#### Problem to solve:
Whatever pictures appear, omit them, and repeat the data below exactly.

#### Material provided:
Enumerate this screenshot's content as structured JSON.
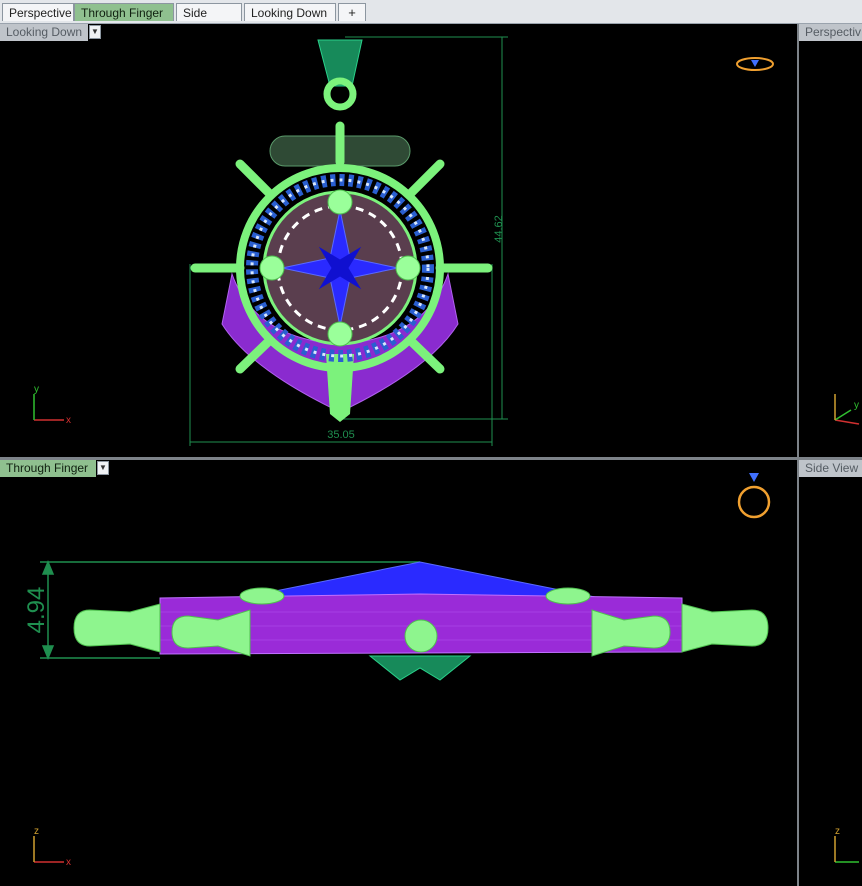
{
  "tabs": [
    {
      "label": "Perspective",
      "active": false
    },
    {
      "label": "Through Finger",
      "active": true
    },
    {
      "label": "Side View",
      "active": false
    },
    {
      "label": "Looking Down",
      "active": false
    }
  ],
  "add_tab_symbol": "+",
  "viewports": {
    "top_left": {
      "label": "Looking Down",
      "dim_height": "44.62",
      "dim_width": "35.05",
      "axis_x": "x",
      "axis_y": "y"
    },
    "top_right": {
      "label": "Perspectiv",
      "axis_y": "y"
    },
    "bottom_left": {
      "label": "Through Finger",
      "dim_thickness": "4.94",
      "axis_z": "z",
      "axis_x": "x"
    },
    "bottom_right": {
      "label": "Side View",
      "axis_z": "z"
    }
  },
  "colors": {
    "wire_green": "#7cf27c",
    "star_blue": "#2a2aff",
    "anchor_purple": "#9a2bd8",
    "dim_green": "#1f8f4f",
    "active_tab": "#8fc08f"
  },
  "icons": [
    "ring-orientation-icon",
    "dropdown-arrow-icon",
    "axis-indicator-icon",
    "plus-icon"
  ]
}
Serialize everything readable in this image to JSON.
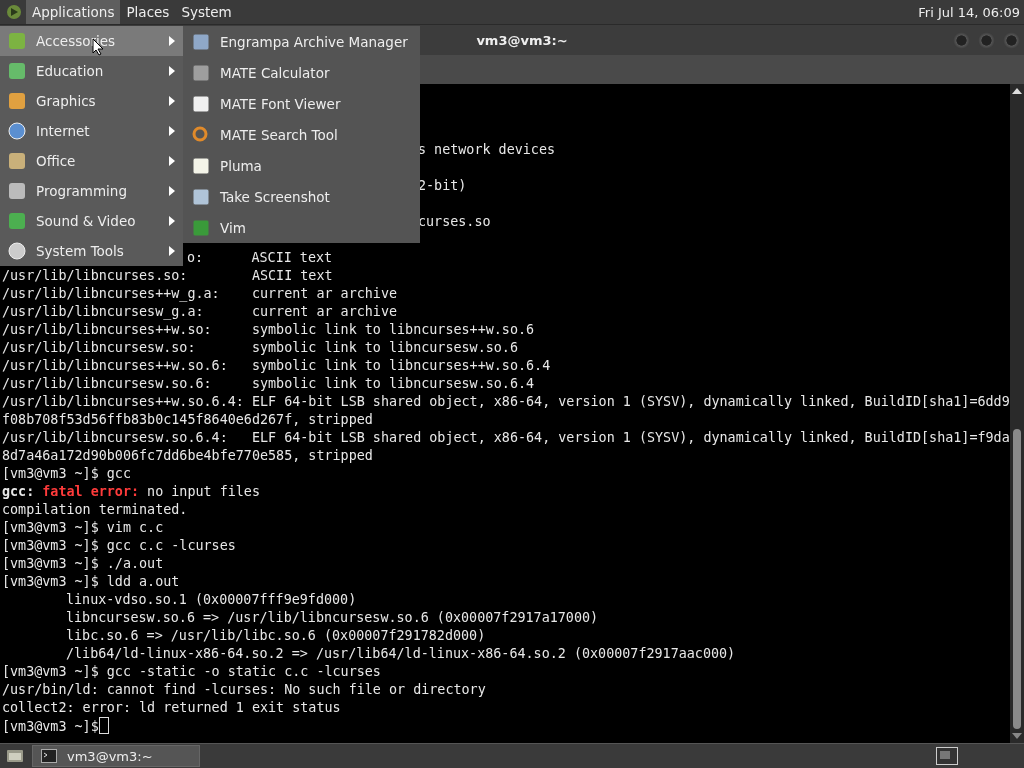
{
  "top_panel": {
    "menus": [
      {
        "label": "Applications",
        "selected": true
      },
      {
        "label": "Places",
        "selected": false
      },
      {
        "label": "System",
        "selected": false
      }
    ],
    "clock": "Fri Jul 14, 06:09"
  },
  "applications_menu": {
    "items": [
      {
        "label": "Accessories",
        "selected": true
      },
      {
        "label": "Education",
        "selected": false
      },
      {
        "label": "Graphics",
        "selected": false
      },
      {
        "label": "Internet",
        "selected": false
      },
      {
        "label": "Office",
        "selected": false
      },
      {
        "label": "Programming",
        "selected": false
      },
      {
        "label": "Sound & Video",
        "selected": false
      },
      {
        "label": "System Tools",
        "selected": false
      }
    ],
    "submenu": [
      {
        "label": "Engrampa Archive Manager"
      },
      {
        "label": "MATE Calculator"
      },
      {
        "label": "MATE Font Viewer"
      },
      {
        "label": "MATE Search Tool"
      },
      {
        "label": "Pluma"
      },
      {
        "label": "Take Screenshot"
      },
      {
        "label": "Vim"
      }
    ]
  },
  "window": {
    "title": "vm3@vm3:~"
  },
  "terminal": {
    "lines": [
      {
        "kind": "blank"
      },
      {
        "kind": "blank"
      },
      {
        "kind": "blank"
      },
      {
        "kind": "behind-submenu",
        "text": "s network devices"
      },
      {
        "kind": "blank"
      },
      {
        "kind": "behind-submenu",
        "text": "2-bit)"
      },
      {
        "kind": "blank"
      },
      {
        "kind": "behind-submenu",
        "text": "curses.so"
      },
      {
        "kind": "blank"
      },
      {
        "kind": "behind-menu",
        "text": "o:      ASCII text"
      },
      {
        "kind": "plain",
        "text": "/usr/lib/libncurses.so:        ASCII text"
      },
      {
        "kind": "plain",
        "text": "/usr/lib/libncurses++w_g.a:    current ar archive"
      },
      {
        "kind": "plain",
        "text": "/usr/lib/libncursesw_g.a:      current ar archive"
      },
      {
        "kind": "plain",
        "text": "/usr/lib/libncurses++w.so:     symbolic link to libncurses++w.so.6"
      },
      {
        "kind": "plain",
        "text": "/usr/lib/libncursesw.so:       symbolic link to libncursesw.so.6"
      },
      {
        "kind": "plain",
        "text": "/usr/lib/libncurses++w.so.6:   symbolic link to libncurses++w.so.6.4"
      },
      {
        "kind": "plain",
        "text": "/usr/lib/libncursesw.so.6:     symbolic link to libncursesw.so.6.4"
      },
      {
        "kind": "plain",
        "text": "/usr/lib/libncurses++w.so.6.4: ELF 64-bit LSB shared object, x86-64, version 1 (SYSV), dynamically linked, BuildID[sha1]=6dd9"
      },
      {
        "kind": "plain",
        "text": "f08b708f53d56ffb83b0c145f8640e6d267f, stripped"
      },
      {
        "kind": "plain",
        "text": "/usr/lib/libncursesw.so.6.4:   ELF 64-bit LSB shared object, x86-64, version 1 (SYSV), dynamically linked, BuildID[sha1]=f9da"
      },
      {
        "kind": "plain",
        "text": "8d7a46a172d90b006fc7dd6be4bfe770e585, stripped"
      },
      {
        "kind": "plain",
        "text": "[vm3@vm3 ~]$ gcc"
      },
      {
        "kind": "error",
        "parts": [
          {
            "text": "gcc:",
            "kind": "program"
          },
          {
            "text": " fatal error:",
            "kind": "severity"
          },
          {
            "text": " no input files",
            "kind": "message"
          }
        ]
      },
      {
        "kind": "plain",
        "text": "compilation terminated."
      },
      {
        "kind": "plain",
        "text": "[vm3@vm3 ~]$ vim c.c"
      },
      {
        "kind": "plain",
        "text": "[vm3@vm3 ~]$ gcc c.c -lcurses"
      },
      {
        "kind": "plain",
        "text": "[vm3@vm3 ~]$ ./a.out"
      },
      {
        "kind": "plain",
        "text": "[vm3@vm3 ~]$ ldd a.out"
      },
      {
        "kind": "indented",
        "text": "linux-vdso.so.1 (0x00007fff9e9fd000)"
      },
      {
        "kind": "indented",
        "text": "libncursesw.so.6 => /usr/lib/libncursesw.so.6 (0x00007f2917a17000)"
      },
      {
        "kind": "indented",
        "text": "libc.so.6 => /usr/lib/libc.so.6 (0x00007f291782d000)"
      },
      {
        "kind": "indented",
        "text": "/lib64/ld-linux-x86-64.so.2 => /usr/lib64/ld-linux-x86-64.so.2 (0x00007f2917aac000)"
      },
      {
        "kind": "plain",
        "text": "[vm3@vm3 ~]$ gcc -static -o static c.c -lcurses"
      },
      {
        "kind": "plain",
        "text": "/usr/bin/ld: cannot find -lcurses: No such file or directory"
      },
      {
        "kind": "plain",
        "text": "collect2: error: ld returned 1 exit status"
      },
      {
        "kind": "prompt",
        "text": "[vm3@vm3 ~]$"
      }
    ]
  },
  "bottom_panel": {
    "tasks": [
      {
        "label": "vm3@vm3:~",
        "selected": false
      }
    ]
  }
}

#### Solution below:
Enumerate this screenshot's content as structured JSON.
{
  "tabs": [
    {
      "label": "Perspective",
      "active": false
    },
    {
      "label": "Through Finger",
      "active": true
    },
    {
      "label": "Side View",
      "active": false
    },
    {
      "label": "Looking Down",
      "active": false
    }
  ],
  "add_tab_symbol": "+",
  "viewports": {
    "top_left": {
      "label": "Looking Down",
      "dim_height": "44.62",
      "dim_width": "35.05",
      "axis_x": "x",
      "axis_y": "y"
    },
    "top_right": {
      "label": "Perspectiv",
      "axis_y": "y"
    },
    "bottom_left": {
      "label": "Through Finger",
      "dim_thickness": "4.94",
      "axis_z": "z",
      "axis_x": "x"
    },
    "bottom_right": {
      "label": "Side View",
      "axis_z": "z"
    }
  },
  "colors": {
    "wire_green": "#7cf27c",
    "star_blue": "#2a2aff",
    "anchor_purple": "#9a2bd8",
    "dim_green": "#1f8f4f",
    "active_tab": "#8fc08f"
  },
  "icons": [
    "ring-orientation-icon",
    "dropdown-arrow-icon",
    "axis-indicator-icon",
    "plus-icon"
  ]
}
Serialize everything readable in this image to JSON.
{
  "top_panel": {
    "menus": [
      {
        "label": "Applications",
        "selected": true
      },
      {
        "label": "Places",
        "selected": false
      },
      {
        "label": "System",
        "selected": false
      }
    ],
    "clock": "Fri Jul 14, 06:09"
  },
  "applications_menu": {
    "items": [
      {
        "label": "Accessories",
        "selected": true
      },
      {
        "label": "Education",
        "selected": false
      },
      {
        "label": "Graphics",
        "selected": false
      },
      {
        "label": "Internet",
        "selected": false
      },
      {
        "label": "Office",
        "selected": false
      },
      {
        "label": "Programming",
        "selected": false
      },
      {
        "label": "Sound & Video",
        "selected": false
      },
      {
        "label": "System Tools",
        "selected": false
      }
    ],
    "submenu": [
      {
        "label": "Engrampa Archive Manager"
      },
      {
        "label": "MATE Calculator"
      },
      {
        "label": "MATE Font Viewer"
      },
      {
        "label": "MATE Search Tool"
      },
      {
        "label": "Pluma"
      },
      {
        "label": "Take Screenshot"
      },
      {
        "label": "Vim"
      }
    ]
  },
  "window": {
    "title": "vm3@vm3:~"
  },
  "terminal": {
    "lines": [
      {
        "kind": "blank"
      },
      {
        "kind": "blank"
      },
      {
        "kind": "blank"
      },
      {
        "kind": "behind-submenu",
        "text": "s network devices"
      },
      {
        "kind": "blank"
      },
      {
        "kind": "behind-submenu",
        "text": "2-bit)"
      },
      {
        "kind": "blank"
      },
      {
        "kind": "behind-submenu",
        "text": "curses.so"
      },
      {
        "kind": "blank"
      },
      {
        "kind": "behind-menu",
        "text": "o:      ASCII text"
      },
      {
        "kind": "plain",
        "text": "/usr/lib/libncurses.so:        ASCII text"
      },
      {
        "kind": "plain",
        "text": "/usr/lib/libncurses++w_g.a:    current ar archive"
      },
      {
        "kind": "plain",
        "text": "/usr/lib/libncursesw_g.a:      current ar archive"
      },
      {
        "kind": "plain",
        "text": "/usr/lib/libncurses++w.so:     symbolic link to libncurses++w.so.6"
      },
      {
        "kind": "plain",
        "text": "/usr/lib/libncursesw.so:       symbolic link to libncursesw.so.6"
      },
      {
        "kind": "plain",
        "text": "/usr/lib/libncurses++w.so.6:   symbolic link to libncurses++w.so.6.4"
      },
      {
        "kind": "plain",
        "text": "/usr/lib/libncursesw.so.6:     symbolic link to libncursesw.so.6.4"
      },
      {
        "kind": "plain",
        "text": "/usr/lib/libncurses++w.so.6.4: ELF 64-bit LSB shared object, x86-64, version 1 (SYSV), dynamically linked, BuildID[sha1]=6dd9"
      },
      {
        "kind": "plain",
        "text": "f08b708f53d56ffb83b0c145f8640e6d267f, stripped"
      },
      {
        "kind": "plain",
        "text": "/usr/lib/libncursesw.so.6.4:   ELF 64-bit LSB shared object, x86-64, version 1 (SYSV), dynamically linked, BuildID[sha1]=f9da"
      },
      {
        "kind": "plain",
        "text": "8d7a46a172d90b006fc7dd6be4bfe770e585, stripped"
      },
      {
        "kind": "plain",
        "text": "[vm3@vm3 ~]$ gcc"
      },
      {
        "kind": "error",
        "parts": [
          {
            "text": "gcc:",
            "kind": "program"
          },
          {
            "text": " fatal error:",
            "kind": "severity"
          },
          {
            "text": " no input files",
            "kind": "message"
          }
        ]
      },
      {
        "kind": "plain",
        "text": "compilation terminated."
      },
      {
        "kind": "plain",
        "text": "[vm3@vm3 ~]$ vim c.c"
      },
      {
        "kind": "plain",
        "text": "[vm3@vm3 ~]$ gcc c.c -lcurses"
      },
      {
        "kind": "plain",
        "text": "[vm3@vm3 ~]$ ./a.out"
      },
      {
        "kind": "plain",
        "text": "[vm3@vm3 ~]$ ldd a.out"
      },
      {
        "kind": "indented",
        "text": "linux-vdso.so.1 (0x00007fff9e9fd000)"
      },
      {
        "kind": "indented",
        "text": "libncursesw.so.6 => /usr/lib/libncursesw.so.6 (0x00007f2917a17000)"
      },
      {
        "kind": "indented",
        "text": "libc.so.6 => /usr/lib/libc.so.6 (0x00007f291782d000)"
      },
      {
        "kind": "indented",
        "text": "/lib64/ld-linux-x86-64.so.2 => /usr/lib64/ld-linux-x86-64.so.2 (0x00007f2917aac000)"
      },
      {
        "kind": "plain",
        "text": "[vm3@vm3 ~]$ gcc -static -o static c.c -lcurses"
      },
      {
        "kind": "plain",
        "text": "/usr/bin/ld: cannot find -lcurses: No such file or directory"
      },
      {
        "kind": "plain",
        "text": "collect2: error: ld returned 1 exit status"
      },
      {
        "kind": "prompt",
        "text": "[vm3@vm3 ~]$"
      }
    ]
  },
  "bottom_panel": {
    "tasks": [
      {
        "label": "vm3@vm3:~",
        "selected": false
      }
    ]
  }
}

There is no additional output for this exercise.